There’s research and there’s also anecdotal information. My sister’s older son’s first purposeful sounds were the vroom, vroom sounds he made as he pushed toy cars and trucks across the floor. Her younger son’s first sounds were bang, bang sounds as he pointed his fingers around the room, as though to shoot things off the walls. Her third child, a daughter, who lived in a world of vroom-vrooms, and bang-bangs, made first sounds that were the gentler mews of kitties and babies. Interesting. (The daughter grew up to be a teacher. The car guy became a lawyer. And the gun guy, after high school, became a soldier. And after college, he became a police officer. Also interesting.)
Maybe more important than the x chromosomes and y chromosomes that we hand down to our kids, are the genetic messages that hold the information for physical traits that encourage different heights and weights and body types and eye/hand coordination, or the mental genetic wiring that helps with math or reading or an ear for music and rhythm or for ease in learning different languages. Kids come with some inborn abilities, but there’s so much else that parents and grandparents and aunts and uncles and cousins and neighbors and school friends and teachers and so on and so on, give to our children.
All that said …
That amazing zoo was created a couple of years ago. Last Sunday, for “God Created Animals,” I put the zoo animals in the block area again. These boys also made a zoo.
I’m sure the kids have seen instructional videos and learned about the cycle of life. Lions do eat zebras and giraffes, and tigers do chase after deer and antelope and wild boar. And that pacing jaguar Peter and I saw at our local zoo last week may indeed be considering a jail break attempt.
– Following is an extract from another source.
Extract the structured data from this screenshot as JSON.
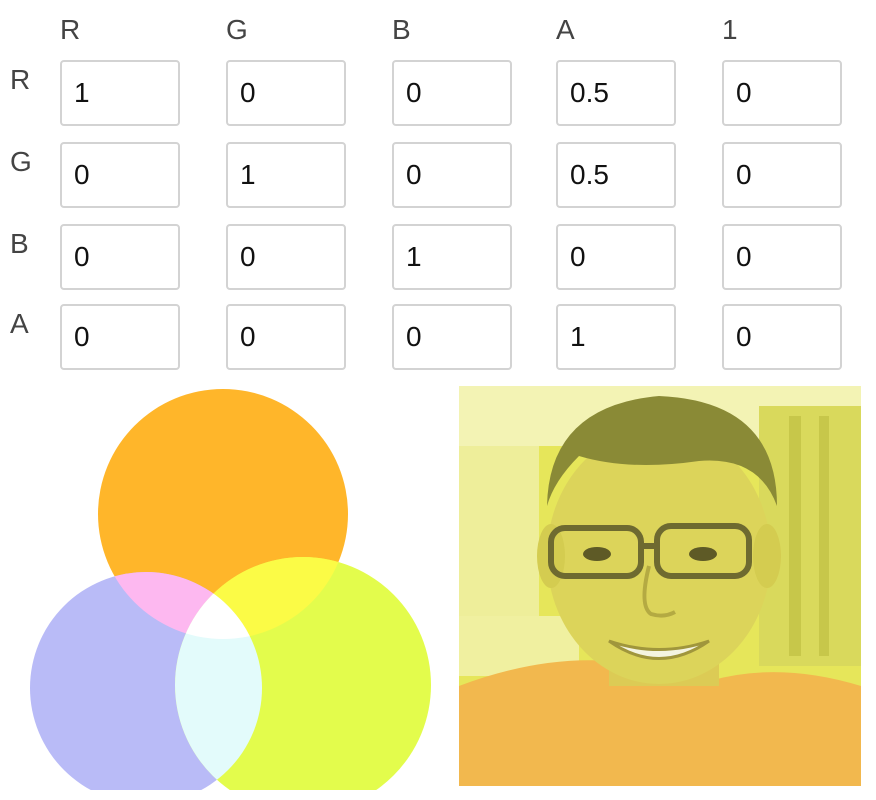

It’s just really interesting to me how different the play of boys and the play of girls can be. Not all the time. But sometimes.
God’s various gifts are handed out everywhere; but they all originate in God’s Spirit. God’s various ministries are carried out everywhere; but they all originate in God’s Spirit. God’s various expressions of power are in action everywhere; but God himself is behind it all. Each person is given something to do that shows who God is: Everyone gets in on it, everyone benefits.
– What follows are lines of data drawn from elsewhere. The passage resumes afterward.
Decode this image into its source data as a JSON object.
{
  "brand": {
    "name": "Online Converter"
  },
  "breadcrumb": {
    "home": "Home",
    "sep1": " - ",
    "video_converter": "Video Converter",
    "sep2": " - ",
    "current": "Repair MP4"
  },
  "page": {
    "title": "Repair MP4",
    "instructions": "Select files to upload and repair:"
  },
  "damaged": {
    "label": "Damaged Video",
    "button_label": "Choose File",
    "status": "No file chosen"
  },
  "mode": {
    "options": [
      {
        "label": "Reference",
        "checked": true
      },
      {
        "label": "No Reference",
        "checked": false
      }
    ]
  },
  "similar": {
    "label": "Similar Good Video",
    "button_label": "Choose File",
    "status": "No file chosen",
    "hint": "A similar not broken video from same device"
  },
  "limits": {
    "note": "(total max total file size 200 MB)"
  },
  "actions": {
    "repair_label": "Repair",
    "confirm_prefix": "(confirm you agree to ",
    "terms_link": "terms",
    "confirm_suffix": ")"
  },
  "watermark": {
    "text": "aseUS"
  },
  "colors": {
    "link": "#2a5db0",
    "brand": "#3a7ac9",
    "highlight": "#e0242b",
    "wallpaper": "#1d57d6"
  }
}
1 Corinthians 12:4-11 (The Message)
I understand that this passage refers to spiritual gifts. But everyone also comes with some innate abilities or leanings or interests. Some of what we have is honed by our family situations, our school experiences, our neighborhoods, and how we are encouraged or discouraged as we grow. I want to provide an environment where kids can choose interesting things to do and work alone or with others as they are creative and purposeful in their activities. I want to make good choices myself as I’m deciding when to say, “That’s a good idea,” and when to say, “That’s enough. Time to make another choice.”
I think I’ve mentioned before how much I like to shop at Target. And how I understand that they are using all sorts of marketing techniques (which I know I don’t even recognize) to get me to shop there. I just know that when I walk in the door, I want to shop. But I’ve been a little reluctant to venture in the place for the past couple of weeks. (Oh, I’ve gone, all right. I just go fast.) It’s BACK TO SCHOOL time!!
And because many, many people feel the same way I do about Target, there are lots of moms and dads and teens and kids milling around. In all areas of the store, not just the school supply aisles. (Yes, I saw the article last week in the paper that said that Target’s sales had slipped the past quarter, or so, but, frankly, it looks like we’re making up the difference here in my Target.)
» Keep Reading